The world has given the least regard to the warning of the International Federation of Red Cross and Red Crescent Societies (IFRC) and the International Committee of the Red Cross (FRC) that Pakistan is likely to face food shortage after the devastation caused by the recent rains and flash floods in Pakistan. An estimated 43 per cent of the population was already suffering from food insecurity even before the flood. The flooding has levelled standing crops across Sindh and Balochistan, forcing the government to procure vegetables and grains from India, Iran and Afghanistan. The harvesting of wheat is uncertain as the availability of land for new crops is becoming a critical issue because of the continuous flooding in Sindh, while the rainwater in Balochistan has yet to evaporate. The given scenario has forced the global humanitarian organizations to raise the need for a more effective, urgent and active role of the international community to address Pakistan’s food security. In a statement, the IFRC and the IRC said at present around 2.10 million acres are under the rainwater in Pakistan, and according to an estimate, crops, such as rice and wheat, Pakistan’s staple food, have been destroyed. The inundation of fodder crops also caused the death of 743,000 cattle across Pakistan.

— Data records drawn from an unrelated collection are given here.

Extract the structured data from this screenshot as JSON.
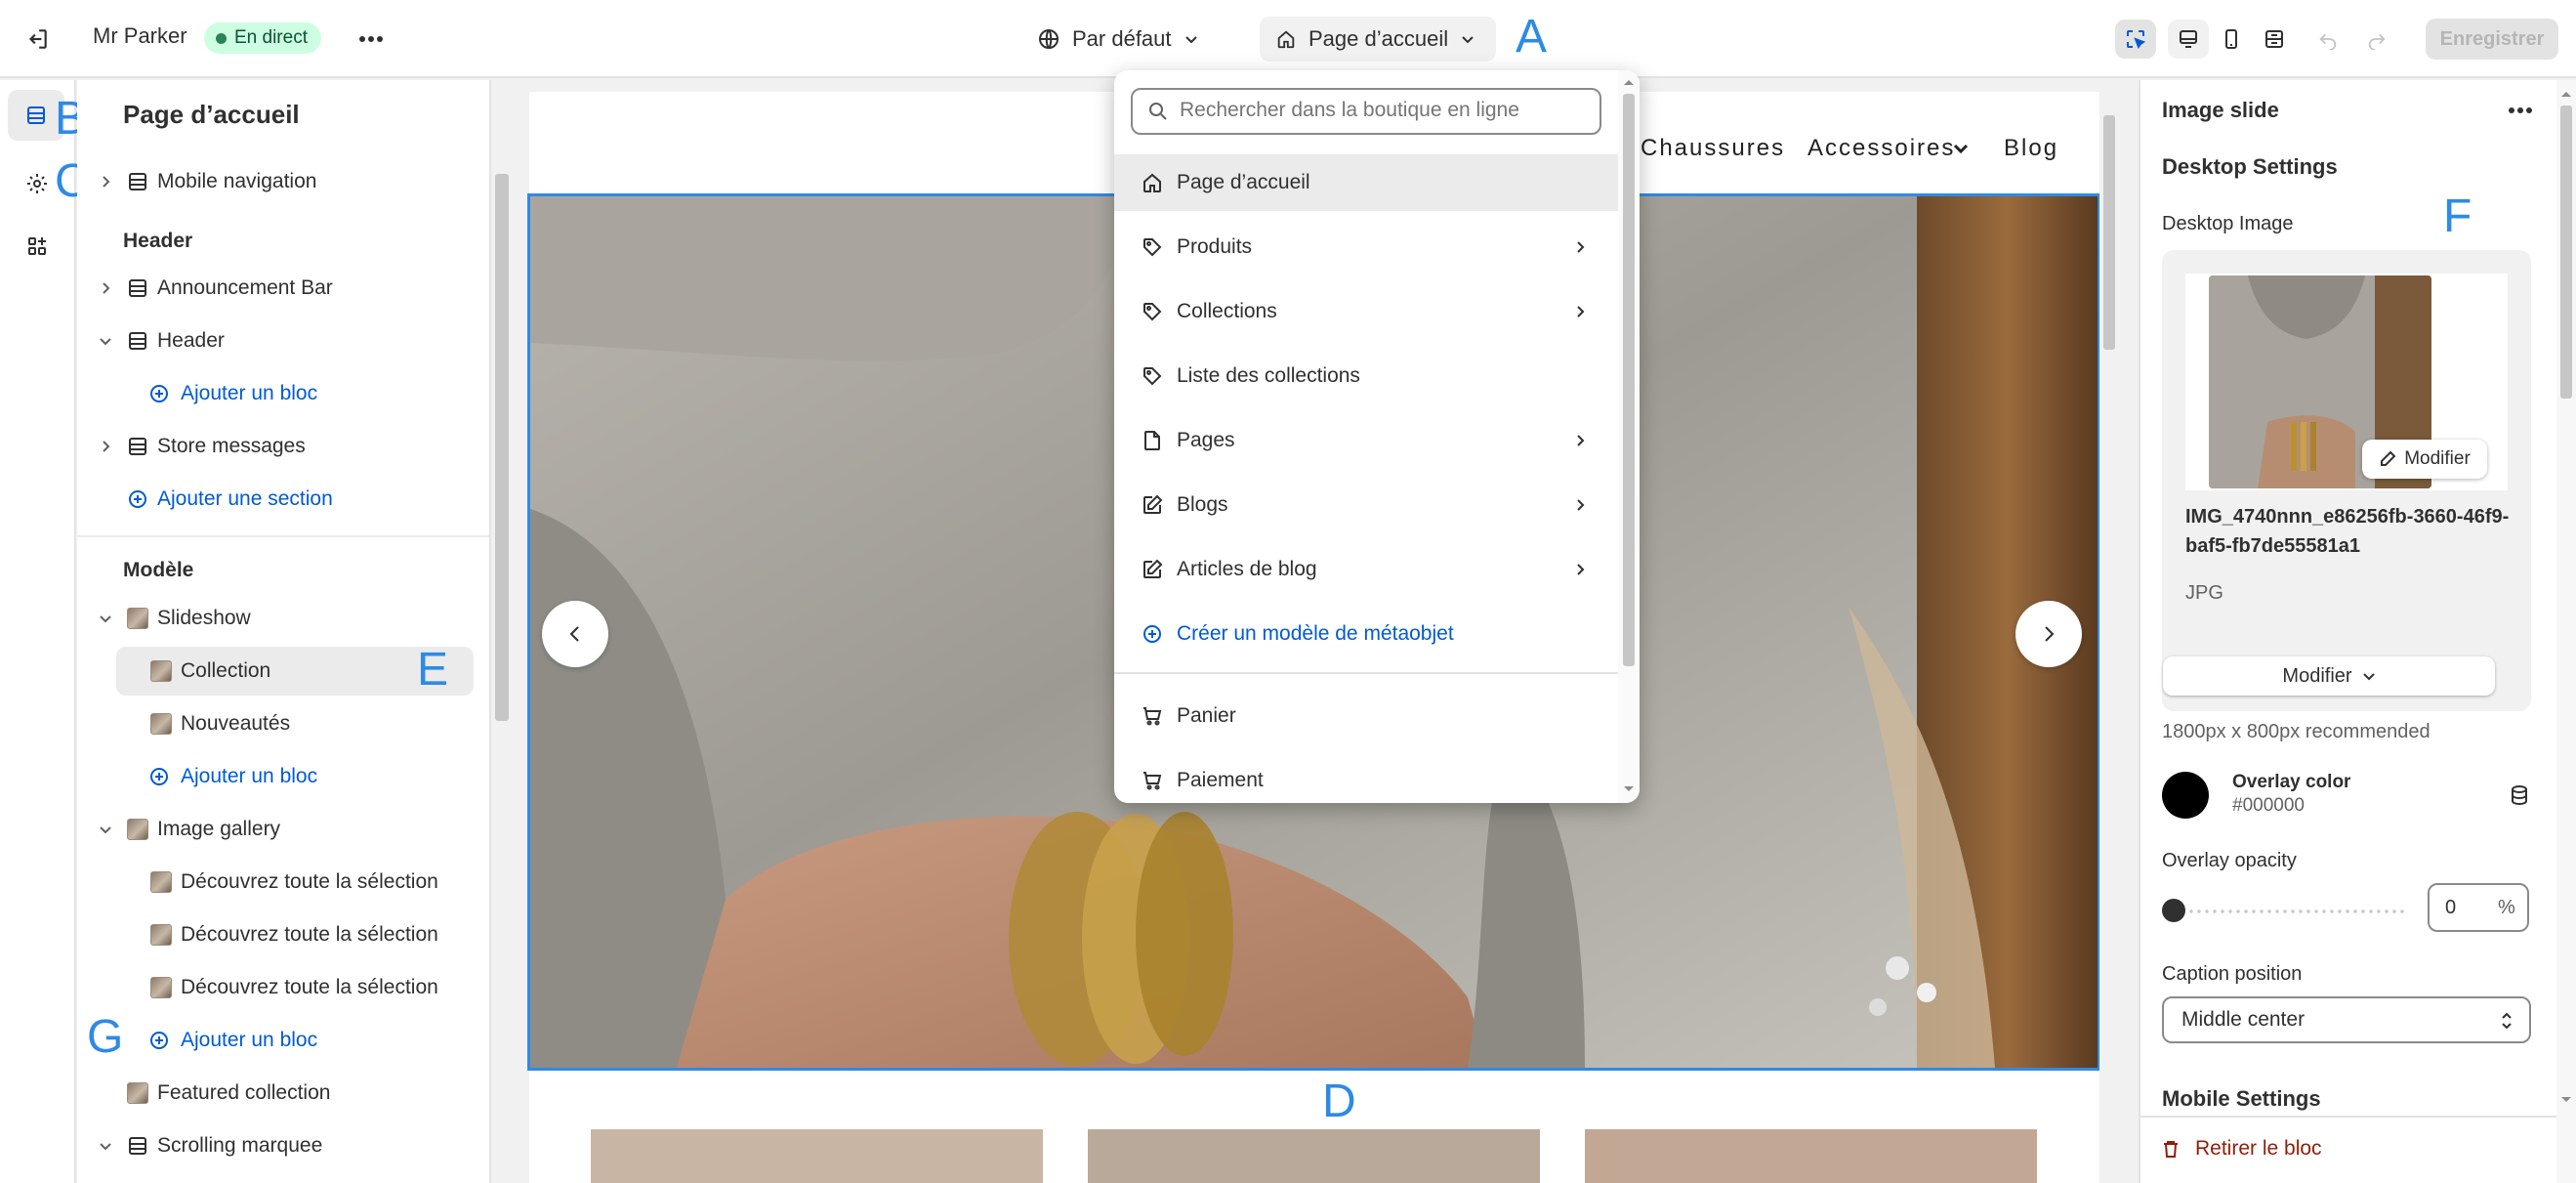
{
  "topbar": {
    "store_name": "Mr Parker",
    "status_badge": "En direct",
    "theme_selector": "Par défaut",
    "page_selector": "Page d’accueil",
    "save_button": "Enregistrer"
  },
  "annotations": {
    "a": "A",
    "b": "B",
    "c": "C",
    "d": "D",
    "e": "E",
    "f": "F",
    "g": "G"
  },
  "left_panel": {
    "title": "Page d’accueil",
    "mobile_nav": "Mobile navigation",
    "header_group": "Header",
    "announcement_bar": "Announcement Bar",
    "header": "Header",
    "add_block_1": "Ajouter un bloc",
    "store_messages": "Store messages",
    "add_section": "Ajouter une section",
    "template_group": "Modèle",
    "slideshow": "Slideshow",
    "collection": "Collection",
    "nouveautes": "Nouveautés",
    "add_block_2": "Ajouter un bloc",
    "image_gallery": "Image gallery",
    "gallery_item_1": "Découvrez toute la sélection",
    "gallery_item_2": "Découvrez toute la sélection",
    "gallery_item_3": "Découvrez toute la sélection",
    "add_block_3": "Ajouter un bloc",
    "featured_collection": "Featured collection",
    "scrolling_marquee": "Scrolling marquee"
  },
  "preview": {
    "nav": [
      "Chaussures",
      "Accessoires",
      "Blog"
    ]
  },
  "dropdown": {
    "search_placeholder": "Rechercher dans la boutique en ligne",
    "items": [
      {
        "label": "Page d’accueil",
        "icon": "home-icon"
      },
      {
        "label": "Produits",
        "icon": "tag-icon"
      },
      {
        "label": "Collections",
        "icon": "tag-icon"
      },
      {
        "label": "Liste des collections",
        "icon": "tag-icon"
      },
      {
        "label": "Pages",
        "icon": "page-icon"
      },
      {
        "label": "Blogs",
        "icon": "compose-icon"
      },
      {
        "label": "Articles de blog",
        "icon": "compose-icon"
      },
      {
        "label": "Créer un modèle de métaobjet",
        "icon": "plus-circle-icon"
      },
      {
        "label": "Panier",
        "icon": "cart-icon"
      },
      {
        "label": "Paiement",
        "icon": "cart-icon"
      }
    ]
  },
  "right_panel": {
    "title": "Image slide",
    "desktop_settings": "Desktop Settings",
    "desktop_image": "Desktop Image",
    "modify_pill": "Modifier",
    "file_name": "IMG_4740nnn_e86256fb-3660-46f9-baf5-fb7de55581a1",
    "file_type": "JPG",
    "modify_button": "Modifier",
    "recommended": "1800px x 800px recommended",
    "overlay_color_label": "Overlay color",
    "overlay_color_value": "#000000",
    "overlay_opacity_label": "Overlay opacity",
    "overlay_opacity_value": "0",
    "overlay_opacity_unit": "%",
    "caption_position_label": "Caption position",
    "caption_position_value": "Middle center",
    "mobile_settings": "Mobile Settings",
    "remove_block": "Retirer le bloc"
  },
  "colors": {
    "accent": "#005bd3",
    "annotation": "#2e8ae6",
    "live_badge_bg": "#cdfee1",
    "danger": "#8e1f0b"
  }
}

International aid is welcome but the government needs to plan well in advance on coping with the hunger crisis. The United Nations Food and Agriculture Organization says that the organisation will assist the government of Pakistan in dealing with the adverse effects of the recent floods on the agricultural sector. There is a need for federal and provincial governments to jointly formulate policies to help the flood victims, most of them farmers. They need financial assistance to overcome the flood crisis. But Pakistan’s flooding is a case of global warming, nature’s the wrong target. The world should do justice to Pakistan.